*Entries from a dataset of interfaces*
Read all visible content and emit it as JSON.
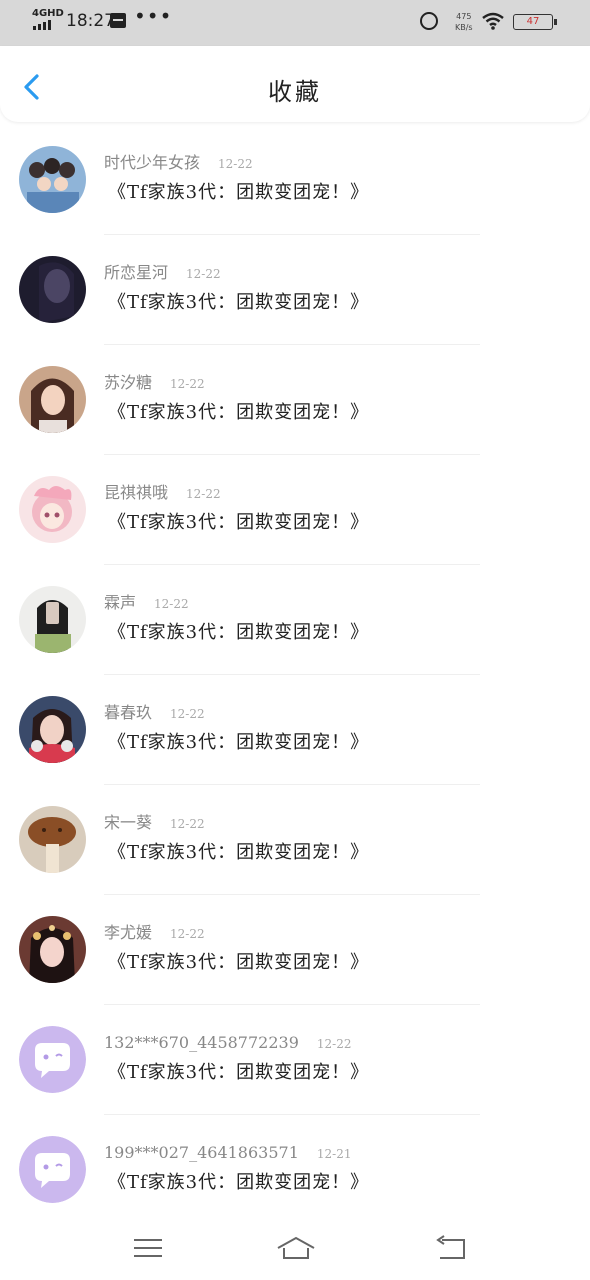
{
  "status_bar": {
    "network": "4GHD",
    "time": "18:27",
    "more": "•••",
    "speed_top": "475",
    "speed_unit": "KB/s",
    "battery": "47"
  },
  "header": {
    "title": "收藏",
    "back_icon": "chevron-left-icon",
    "accent_color": "#2a9bf0"
  },
  "items": [
    {
      "name": "时代少年女孩",
      "date": "12-22",
      "title": "《Tf家族3代：团欺变团宠！》",
      "avatar": "group-photo"
    },
    {
      "name": "所恋星河",
      "date": "12-22",
      "title": "《Tf家族3代：团欺变团宠！》",
      "avatar": "dark-portrait"
    },
    {
      "name": "苏汐糖",
      "date": "12-22",
      "title": "《Tf家族3代：团欺变团宠！》",
      "avatar": "girl-portrait"
    },
    {
      "name": "昆祺祺哦",
      "date": "12-22",
      "title": "《Tf家族3代：团欺变团宠！》",
      "avatar": "anime-girl"
    },
    {
      "name": "霖声",
      "date": "12-22",
      "title": "《Tf家族3代：团欺变团宠！》",
      "avatar": "girl-phone"
    },
    {
      "name": "暮春玖",
      "date": "12-22",
      "title": "《Tf家族3代：团欺变团宠！》",
      "avatar": "girl-headphones"
    },
    {
      "name": "宋一葵",
      "date": "12-22",
      "title": "《Tf家族3代：团欺变团宠！》",
      "avatar": "bread-photo"
    },
    {
      "name": "李尤媛",
      "date": "12-22",
      "title": "《Tf家族3代：团欺变团宠！》",
      "avatar": "costume-girl"
    },
    {
      "name": "132***670_4458772239",
      "date": "12-22",
      "title": "《Tf家族3代：团欺变团宠！》",
      "avatar": "default-chat"
    },
    {
      "name": "199***027_4641863571",
      "date": "12-21",
      "title": "《Tf家族3代：团欺变团宠！》",
      "avatar": "default-chat"
    }
  ],
  "nav_bar": {
    "menu_icon": "menu-icon",
    "home_icon": "home-icon",
    "back_icon": "return-icon"
  }
}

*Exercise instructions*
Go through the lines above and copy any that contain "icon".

*Result*
    "back_icon": "chevron-left-icon",
    "menu_icon": "menu-icon",
    "home_icon": "home-icon",
    "back_icon": "return-icon"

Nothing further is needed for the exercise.